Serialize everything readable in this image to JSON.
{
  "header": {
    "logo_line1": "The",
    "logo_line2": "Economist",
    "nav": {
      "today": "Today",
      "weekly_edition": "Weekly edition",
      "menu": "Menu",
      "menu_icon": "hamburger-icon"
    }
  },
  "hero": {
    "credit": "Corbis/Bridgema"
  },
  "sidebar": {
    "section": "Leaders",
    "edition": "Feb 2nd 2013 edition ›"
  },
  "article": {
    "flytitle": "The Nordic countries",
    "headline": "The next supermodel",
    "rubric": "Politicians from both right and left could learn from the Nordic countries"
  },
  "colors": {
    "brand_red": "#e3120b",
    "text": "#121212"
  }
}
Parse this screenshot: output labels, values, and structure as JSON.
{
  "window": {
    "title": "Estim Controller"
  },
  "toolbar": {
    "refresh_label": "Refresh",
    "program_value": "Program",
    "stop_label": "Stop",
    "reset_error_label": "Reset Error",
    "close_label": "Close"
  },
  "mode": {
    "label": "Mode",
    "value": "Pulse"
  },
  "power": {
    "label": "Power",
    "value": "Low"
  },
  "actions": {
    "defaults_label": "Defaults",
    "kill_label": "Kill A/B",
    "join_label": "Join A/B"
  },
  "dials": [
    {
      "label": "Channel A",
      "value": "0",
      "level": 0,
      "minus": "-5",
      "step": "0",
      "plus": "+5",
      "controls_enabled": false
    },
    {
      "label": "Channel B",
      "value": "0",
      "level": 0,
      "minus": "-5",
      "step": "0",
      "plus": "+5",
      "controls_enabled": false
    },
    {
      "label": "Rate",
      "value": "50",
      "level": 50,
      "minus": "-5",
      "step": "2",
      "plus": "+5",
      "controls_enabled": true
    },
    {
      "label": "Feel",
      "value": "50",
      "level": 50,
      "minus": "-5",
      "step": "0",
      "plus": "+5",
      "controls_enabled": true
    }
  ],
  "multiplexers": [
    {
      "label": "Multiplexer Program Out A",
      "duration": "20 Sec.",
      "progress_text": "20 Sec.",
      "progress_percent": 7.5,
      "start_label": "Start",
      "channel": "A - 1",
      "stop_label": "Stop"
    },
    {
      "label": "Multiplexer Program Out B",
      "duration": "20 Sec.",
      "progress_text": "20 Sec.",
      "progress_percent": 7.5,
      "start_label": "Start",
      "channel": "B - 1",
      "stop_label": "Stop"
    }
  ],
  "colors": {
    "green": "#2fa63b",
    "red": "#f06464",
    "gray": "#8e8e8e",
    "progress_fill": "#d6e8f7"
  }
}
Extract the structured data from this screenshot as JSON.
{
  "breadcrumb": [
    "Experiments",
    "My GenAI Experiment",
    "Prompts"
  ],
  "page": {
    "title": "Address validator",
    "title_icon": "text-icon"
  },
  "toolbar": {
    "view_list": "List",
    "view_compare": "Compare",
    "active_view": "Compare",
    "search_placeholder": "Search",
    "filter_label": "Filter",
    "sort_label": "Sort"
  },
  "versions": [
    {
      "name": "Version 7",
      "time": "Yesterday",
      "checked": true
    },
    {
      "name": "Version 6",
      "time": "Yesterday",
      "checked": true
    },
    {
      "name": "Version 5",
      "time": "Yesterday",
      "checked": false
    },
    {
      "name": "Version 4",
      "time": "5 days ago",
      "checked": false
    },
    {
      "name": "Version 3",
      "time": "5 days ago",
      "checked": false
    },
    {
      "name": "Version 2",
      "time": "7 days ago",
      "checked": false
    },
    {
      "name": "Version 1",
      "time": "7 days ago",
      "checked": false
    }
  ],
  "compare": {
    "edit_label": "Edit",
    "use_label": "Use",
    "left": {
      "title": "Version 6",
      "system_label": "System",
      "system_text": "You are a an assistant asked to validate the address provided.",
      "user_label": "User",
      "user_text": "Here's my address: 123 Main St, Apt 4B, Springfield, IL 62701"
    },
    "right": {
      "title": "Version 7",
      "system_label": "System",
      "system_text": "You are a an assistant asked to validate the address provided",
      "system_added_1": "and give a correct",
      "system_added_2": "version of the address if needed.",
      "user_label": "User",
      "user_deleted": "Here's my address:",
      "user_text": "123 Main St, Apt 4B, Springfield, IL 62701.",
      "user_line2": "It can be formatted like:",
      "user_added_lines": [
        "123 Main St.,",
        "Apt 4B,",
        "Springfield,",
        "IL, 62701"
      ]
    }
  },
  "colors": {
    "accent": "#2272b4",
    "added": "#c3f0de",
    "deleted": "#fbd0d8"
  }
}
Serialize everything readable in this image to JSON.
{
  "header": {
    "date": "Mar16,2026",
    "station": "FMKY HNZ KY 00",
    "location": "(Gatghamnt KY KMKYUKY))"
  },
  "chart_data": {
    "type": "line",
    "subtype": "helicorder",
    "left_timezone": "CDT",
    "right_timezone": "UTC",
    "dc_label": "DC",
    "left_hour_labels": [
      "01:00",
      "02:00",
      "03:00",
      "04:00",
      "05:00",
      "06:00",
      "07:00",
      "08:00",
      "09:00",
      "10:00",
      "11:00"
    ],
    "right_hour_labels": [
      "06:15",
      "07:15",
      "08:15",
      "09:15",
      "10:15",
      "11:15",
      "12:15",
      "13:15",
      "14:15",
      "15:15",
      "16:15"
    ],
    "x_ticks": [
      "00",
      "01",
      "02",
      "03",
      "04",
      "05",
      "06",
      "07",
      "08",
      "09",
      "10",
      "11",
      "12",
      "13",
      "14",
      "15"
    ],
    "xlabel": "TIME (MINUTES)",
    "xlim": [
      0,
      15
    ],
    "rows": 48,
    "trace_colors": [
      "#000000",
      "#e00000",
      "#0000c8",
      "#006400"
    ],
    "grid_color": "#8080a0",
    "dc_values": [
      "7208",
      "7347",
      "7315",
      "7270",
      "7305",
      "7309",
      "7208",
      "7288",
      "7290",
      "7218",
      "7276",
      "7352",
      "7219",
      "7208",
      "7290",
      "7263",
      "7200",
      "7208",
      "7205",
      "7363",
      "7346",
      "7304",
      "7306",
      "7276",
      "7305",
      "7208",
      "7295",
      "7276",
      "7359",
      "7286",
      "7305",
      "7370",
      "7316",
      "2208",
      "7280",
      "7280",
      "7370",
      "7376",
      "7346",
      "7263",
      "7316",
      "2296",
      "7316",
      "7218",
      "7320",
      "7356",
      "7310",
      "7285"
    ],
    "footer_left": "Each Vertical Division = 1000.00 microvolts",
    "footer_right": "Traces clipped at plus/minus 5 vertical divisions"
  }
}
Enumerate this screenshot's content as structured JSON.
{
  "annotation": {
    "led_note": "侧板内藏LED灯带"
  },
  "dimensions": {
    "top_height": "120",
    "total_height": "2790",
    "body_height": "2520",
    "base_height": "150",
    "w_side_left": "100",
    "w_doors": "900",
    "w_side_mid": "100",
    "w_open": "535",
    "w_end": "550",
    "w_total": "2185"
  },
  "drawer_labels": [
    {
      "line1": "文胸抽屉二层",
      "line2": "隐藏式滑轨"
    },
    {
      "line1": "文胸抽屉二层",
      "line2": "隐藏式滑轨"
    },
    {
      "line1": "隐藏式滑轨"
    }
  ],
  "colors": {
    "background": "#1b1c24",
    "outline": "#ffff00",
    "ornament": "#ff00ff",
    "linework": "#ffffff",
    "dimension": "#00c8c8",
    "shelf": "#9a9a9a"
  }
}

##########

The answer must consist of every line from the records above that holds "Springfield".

§ Your response:
      "user_text": "Here's my address: 123 Main St, Apt 4B, Springfield, IL 62701"
      "user_text": "123 Main St, Apt 4B, Springfield, IL 62701.",
        "Springfield,",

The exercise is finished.